Today we bring you Blackitude, a new music video from Montreal hip-hop artist Vox Sambou, filmed in Batey San Luis in the Dominican Republic by Ariel Mota.
This latest video builds on a trajectory of socially conscious, contemporary hip-hop that has established Sambou as a key figure on the progressive front of the Rap Kreyòl movement.
Sambou’s work has long explored the vast history of anti-colonial resistance of the Haitian people, from the 1804 revolution until now. Today, as the people of Haitian continue to struggle for justice and dignity in the context of a UN-lead military occupation and massive corruption surrounding the international NGO complex that landed in Haiti in the days after the massive January, 2010 earthquake, Sambou’s work is as important as ever.
Looking beyond Haiti, the latest video by Sambou is a call for unity and solidarity across the African diaspora.
“Blackitude is inspired by Nelson Maca, poet, professor and activist in Salvador da Bahia, Brazil. The song’s theme is ‘negritude’ and the larger African diaspora,” writes Sambou.
The track features Juan Garzon Brown on percussion, Diegal Leger (Rawgged MC via Nomadic Massive) on bass, Jason Sharp on Baritone saxophone, and Sanya Michel-Elie on backup vocals. It is featured on the upcoming second album by Sambou set to be released in the summer of 2012.
“It was powerful to shoot this video in Batey San Luis, where Haitian workers were slaves on sugar plantations in the Dominican Republic,” explains Sambou in an interview with Art Threat, “all the people in the video are Haitians born in Dominican Republic, they don’t even speak Haitian Creole anymore but they are still connected to Haiti and the African diaspora”
“Many Haitian workers, despite being born in Dominican Republic, do not have any status,” outlines Sambou. “Haitians face major human rights violations, they are struggling every day, living in communities often without electricity or water, without access to education.”
Sambou shot the video in a spiritual community center in Batey San Luis and employs both the rythms and colors that evoke reflection on not only the African diaspora but also the power of resistance and struggle for justice.

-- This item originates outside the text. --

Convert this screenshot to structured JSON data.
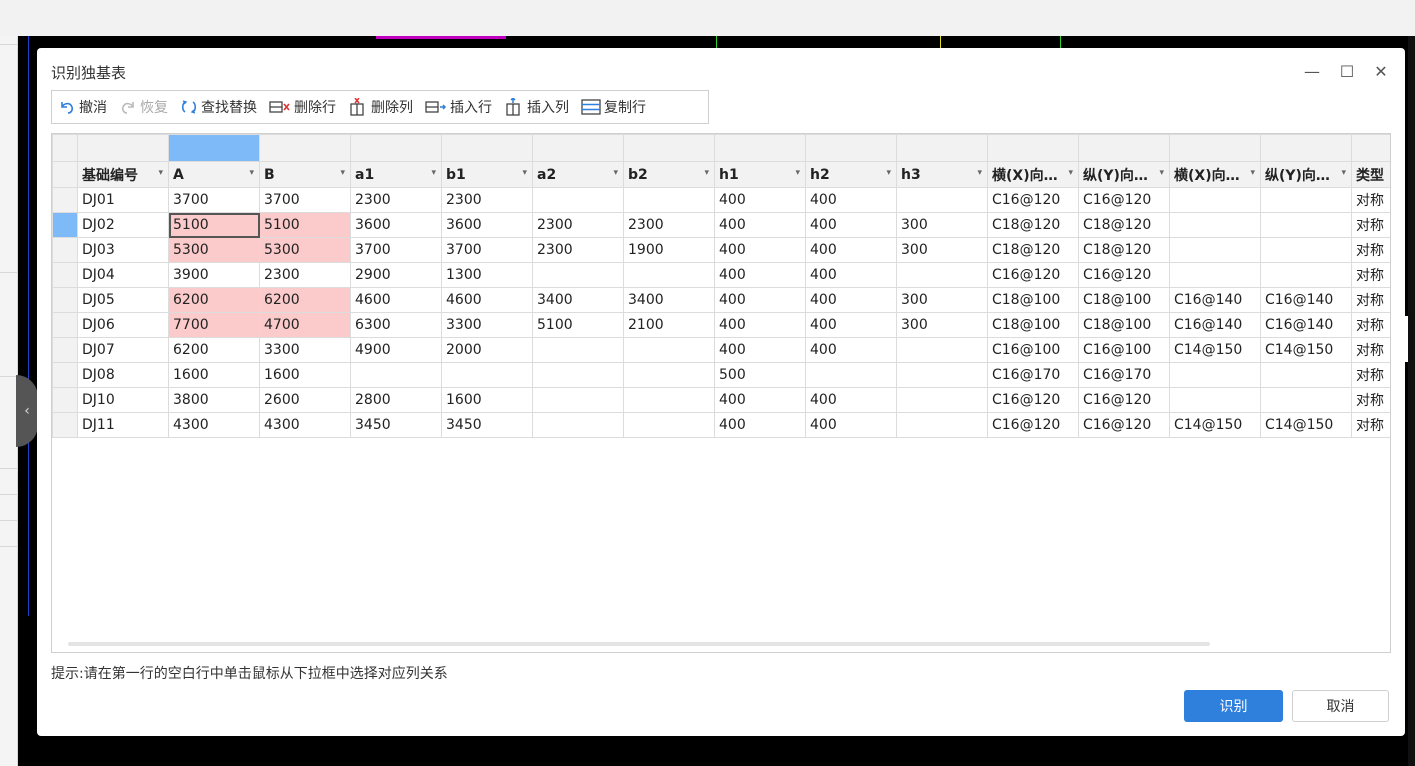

“As Haitians from the African Diaspora we are connected through the drum,” continues Sambou, “the drum connects us today to our the past, to our traditions, also the drum brings us together in the present and into the future, we will all leave but the drum will remain.”